[What is needed] Look through the records, and whenever a line includes the word "would", copy it.

[Supplied data]
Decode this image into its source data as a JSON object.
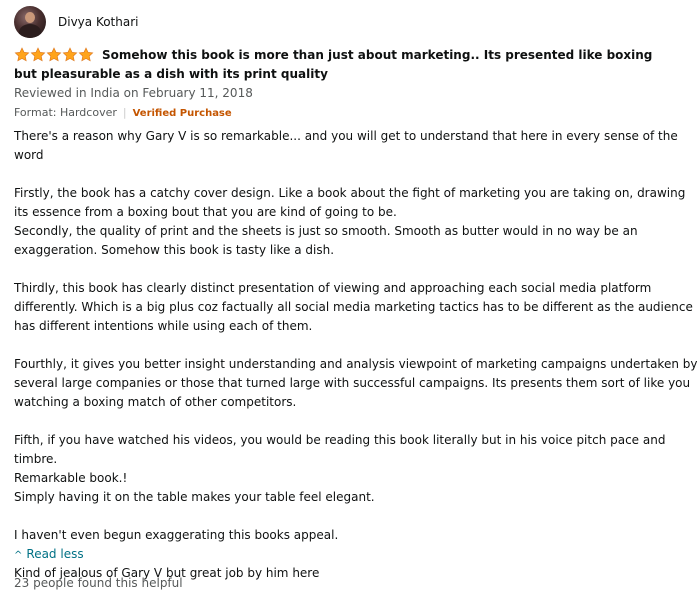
{
  "reviewer": {
    "name": "Divya Kothari"
  },
  "review": {
    "rating": 5,
    "star_color": "#ffa41c",
    "title": "Somehow this book is more than just about marketing.. Its presented like boxing but pleasurable as a dish with its print quality",
    "reviewed_in": "Reviewed in India on February 11, 2018",
    "format": "Format: Hardcover",
    "verified": "Verified Purchase",
    "paragraphs": [
      "There's a reason why Gary V is so remarkable... and you will get to understand that here in every sense of the word",
      "",
      "Firstly, the book has a catchy cover design. Like a book about the fight of marketing you are taking on, drawing its essence from a boxing bout that you are kind of going to be.",
      "Secondly, the quality of print and the sheets is just so smooth. Smooth as butter would in no way be an exaggeration. Somehow this book is tasty like a dish.",
      "",
      "Thirdly, this book has clearly distinct presentation of viewing and approaching each social media platform differently. Which is a big plus coz factually all social media marketing tactics has to be different as the audience has different intentions while using each of them.",
      "",
      "Fourthly, it gives you better insight understanding and analysis viewpoint of marketing campaigns undertaken by several large companies or those that turned large with successful campaigns. Its presents them sort of like you watching a boxing match of other competitors.",
      "",
      "Fifth, if you have watched his videos, you would be reading this book literally but in his voice pitch pace and timbre.",
      "Remarkable book.!",
      "Simply having it on the table makes your table feel elegant.",
      "",
      "I haven't even begun exaggerating this books appeal.",
      "",
      "Kind of jealous of Gary V but great job by him here"
    ],
    "read_less": "Read less",
    "helpful": "23 people found this helpful"
  }
}
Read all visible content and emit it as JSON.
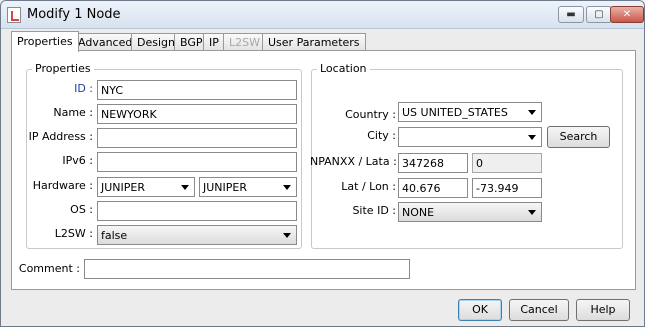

[Output of the task]
      "Secondly, the quality of print and the sheets is just so smooth. Smooth as butter would in no way be an exaggeration. Somehow this book is tasty like a dish.",
      "Fifth, if you have watched his videos, you would be reading this book literally but in his voice pitch pace and timbre.",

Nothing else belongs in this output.